Up to the early Christian century, Buddhism underwent the phase of metamorphosis. It came to be divided between two major sub-sects- the Lesser Vehicle and the Greater Vehicle. In fact, the greater vehicle or Mahayana subsect originated from Mahasanghikas which got separated from Asthaviravadin sect in the second Buddhist council at Vaishali. Later in the Andhra region (1st B.C.), the new ideas got the fertile land to grow. In Andhra region a separate subsect, Chaityaka emerged. According to this subsect, through the construction of Chaityas and Stupas, one could perform his duties and attain the merits. Gradually it developed into Mahayana ideology. Mahayana Buddhism developed in early 1st century B.C. in Andhra region, although it got formal status after the fourth council at Kashmir.
The cult of Great Vehicle was different in nature from the Lesser Vehicle. Whereas the Lesser Vehicle was giving more emphasis over the historicity of the Buddha, the Great Vehicle gave emphasis over the concept of Bodhisattva. Bodhisattvas were such entities which were having the ability to get Nirvana but they were avoiding his Nirvana for the sake of others. He transferred his merit to others so that they should go on the path of Nirvana. Mahayana Buddhism was having an optimistic approach and it opened the gate of Nirvana for everybody.

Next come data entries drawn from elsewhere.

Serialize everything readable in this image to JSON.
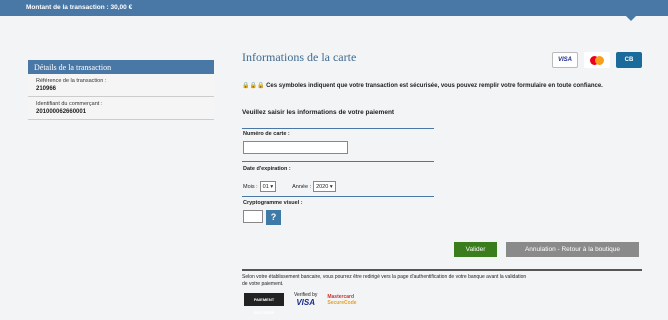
{
  "header": {
    "amount_label": "Montant de la transaction : 30,00 €"
  },
  "details": {
    "title": "Détails de la transaction",
    "ref_label": "Référence de la transaction :",
    "ref_value": "210966",
    "merchant_label": "Identifiant du commerçant :",
    "merchant_value": "201000062660001"
  },
  "form": {
    "title": "Informations de la carte",
    "cards": [
      "VISA",
      "mastercard",
      "CB"
    ],
    "secure_text": "Ces symboles indiquent que votre transaction est sécurisée, vous pouvez remplir votre formulaire en toute confiance.",
    "fill_title": "Veuillez saisir les informations de votre paiement",
    "card_number_label": "Numéro de carte :",
    "card_number_value": "",
    "expiry_label": "Date d'expiration :",
    "month_label": "Mois :",
    "month_value": "01",
    "year_label": "Année :",
    "year_value": "2020",
    "cvv_label": "Cryptogramme visuel :",
    "cvv_help": "?",
    "validate_label": "Valider",
    "cancel_label": "Annulation - Retour à la boutique"
  },
  "footer": {
    "notice": "Selon votre établissement bancaire, vous pourrez être redirigé vers la page d'authentification de votre banque avant la validation de votre paiement.",
    "logo1": "PAIEMENT SÉCURISÉ",
    "logo2_top": "Verified by",
    "logo2_bottom": "VISA",
    "logo3_top": "Mastercard",
    "logo3_bottom": "SecureCode"
  },
  "colors": {
    "brand": "#4a78a6",
    "validate": "#3a7d1c",
    "cancel": "#8a8a8a"
  }
}
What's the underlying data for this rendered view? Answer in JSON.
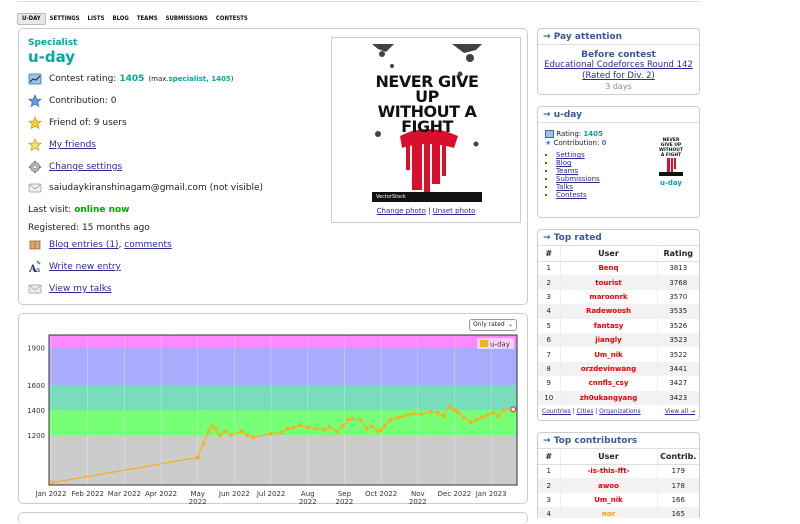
{
  "nav": [
    "U-DAY",
    "SETTINGS",
    "LISTS",
    "BLOG",
    "TEAMS",
    "SUBMISSIONS",
    "CONTESTS"
  ],
  "profile": {
    "rank": "Specialist",
    "handle": "u-day",
    "rating_label": "Contest rating: ",
    "rating": "1405",
    "max_prefix": "(max. ",
    "max_text": "specialist, 1405",
    "max_suffix": ")",
    "contribution": "Contribution: 0",
    "friend_of": "Friend of: 9 users",
    "my_friends": "My friends",
    "change_settings": "Change settings",
    "email": "saiudaykiranshinagam@gmail.com (not visible)",
    "last_visit_label": "Last visit: ",
    "last_visit": "online now",
    "registered": "Registered: 15 months ago",
    "blog_entries": "Blog entries (1)",
    "comments": "comments",
    "write_entry": "Write new entry",
    "view_talks": "View my talks",
    "poster_text": "NEVER GIVE UP WITHOUT A FIGHT",
    "poster_brand": "VectorStock",
    "change_photo": "Change photo",
    "unset_photo": "Unset photo",
    "photo_sep": " | "
  },
  "graph": {
    "only_rated": "Only rated"
  },
  "chart_data": {
    "type": "line",
    "series": [
      {
        "name": "u-day",
        "color": "#f2b322"
      }
    ],
    "x_ticks": [
      "Jan 2022",
      "Feb 2022",
      "Mar 2022",
      "Apr 2022",
      "May 2022",
      "Jun 2022",
      "Jul 2022",
      "Aug 2022",
      "Sep 2022",
      "Oct 2022",
      "Nov 2022",
      "Dec 2022",
      "Jan 2023"
    ],
    "y_ticks": [
      1200,
      1400,
      1600,
      1900
    ],
    "ylim": [
      800,
      2000
    ],
    "bands": [
      {
        "from": 800,
        "to": 1200,
        "color": "#cccccc"
      },
      {
        "from": 1200,
        "to": 1400,
        "color": "#77ff77"
      },
      {
        "from": 1400,
        "to": 1600,
        "color": "#77ddbb"
      },
      {
        "from": 1600,
        "to": 1900,
        "color": "#aaaaff"
      },
      {
        "from": 1900,
        "to": 2000,
        "color": "#ff88ff"
      }
    ],
    "points_month": [
      0.05,
      4.0,
      4.15,
      4.3,
      4.4,
      4.5,
      4.6,
      4.75,
      4.9,
      5.2,
      5.35,
      5.5,
      6.0,
      6.3,
      6.45,
      6.6,
      6.8,
      7.0,
      7.25,
      7.45,
      7.6,
      7.8,
      7.95,
      8.1,
      8.2,
      8.45,
      8.6,
      8.75,
      8.9,
      9.0,
      9.1,
      9.25,
      9.45,
      9.6,
      9.75,
      9.9,
      10.1,
      10.35,
      10.55,
      10.7,
      10.85,
      11.0,
      11.1,
      11.25,
      11.45,
      11.6,
      11.75,
      11.9,
      12.05,
      12.2,
      12.35,
      12.6
    ],
    "points_rating": [
      820,
      1020,
      1130,
      1230,
      1270,
      1250,
      1200,
      1230,
      1200,
      1230,
      1200,
      1180,
      1210,
      1220,
      1250,
      1255,
      1280,
      1260,
      1250,
      1240,
      1265,
      1225,
      1270,
      1320,
      1330,
      1320,
      1250,
      1270,
      1230,
      1240,
      1275,
      1320,
      1340,
      1350,
      1360,
      1370,
      1365,
      1385,
      1380,
      1350,
      1430,
      1400,
      1380,
      1340,
      1300,
      1320,
      1340,
      1360,
      1380,
      1350,
      1400,
      1405
    ]
  },
  "pay": {
    "title": "Pay attention",
    "heading": "Before contest",
    "contest_line1": "Educational Codeforces Round 142",
    "contest_line2": "(Rated for Div. 2)",
    "days": "3 days"
  },
  "mini": {
    "title": "u-day",
    "rating_label": "Rating: ",
    "rating": "1405",
    "contribution_label": "Contribution: ",
    "contribution": "0",
    "links": [
      "Settings",
      "Blog",
      "Teams",
      "Submissions",
      "Talks",
      "Contests"
    ],
    "handle": "u-day"
  },
  "top_rated": {
    "title": "Top rated",
    "headers": [
      "#",
      "User",
      "Rating"
    ],
    "rows": [
      [
        "1",
        "Benq",
        "3813"
      ],
      [
        "2",
        "tourist",
        "3768"
      ],
      [
        "3",
        "maroonrk",
        "3570"
      ],
      [
        "4",
        "Radewoosh",
        "3535"
      ],
      [
        "5",
        "fantasy",
        "3526"
      ],
      [
        "6",
        "jiangly",
        "3523"
      ],
      [
        "7",
        "Um_nik",
        "3522"
      ],
      [
        "8",
        "orzdevinwang",
        "3441"
      ],
      [
        "9",
        "cnnfls_csy",
        "3427"
      ],
      [
        "10",
        "zh0ukangyang",
        "3423"
      ]
    ],
    "footer_links": [
      "Countries",
      "Cities",
      "Organizations"
    ],
    "view_all": "View all →"
  },
  "top_contrib": {
    "title": "Top contributors",
    "headers": [
      "#",
      "User",
      "Contrib."
    ],
    "rows": [
      [
        "1",
        "-is-this-fft-",
        "179"
      ],
      [
        "2",
        "awoo",
        "178"
      ],
      [
        "3",
        "Um_nik",
        "166"
      ],
      [
        "4",
        "nor",
        "165"
      ]
    ]
  }
}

In one sense Mahayana Buddhism was the product of new socio-economic conditions. Due to the growth of trade and commerce, there was an emergence of a prosperous mercantile class. The concept of Bodhisattva encouraged Bhaktism and idol worship. The new ideas attracted the mercantile class which gave large donations to Buddhist Monasteries. Even the land grants became a common feature. Mahayana Buddhism came near to Brahmanism. It adopted idol-worship and temple cult (Chaityas). Likewise, it discarded the language of the common people, Pali, and adopted Sanskrit. So in course of time, it was swallowed up by Brahmanism and Buddha was declared to be the tenth reincarnation of Lord Vishnu.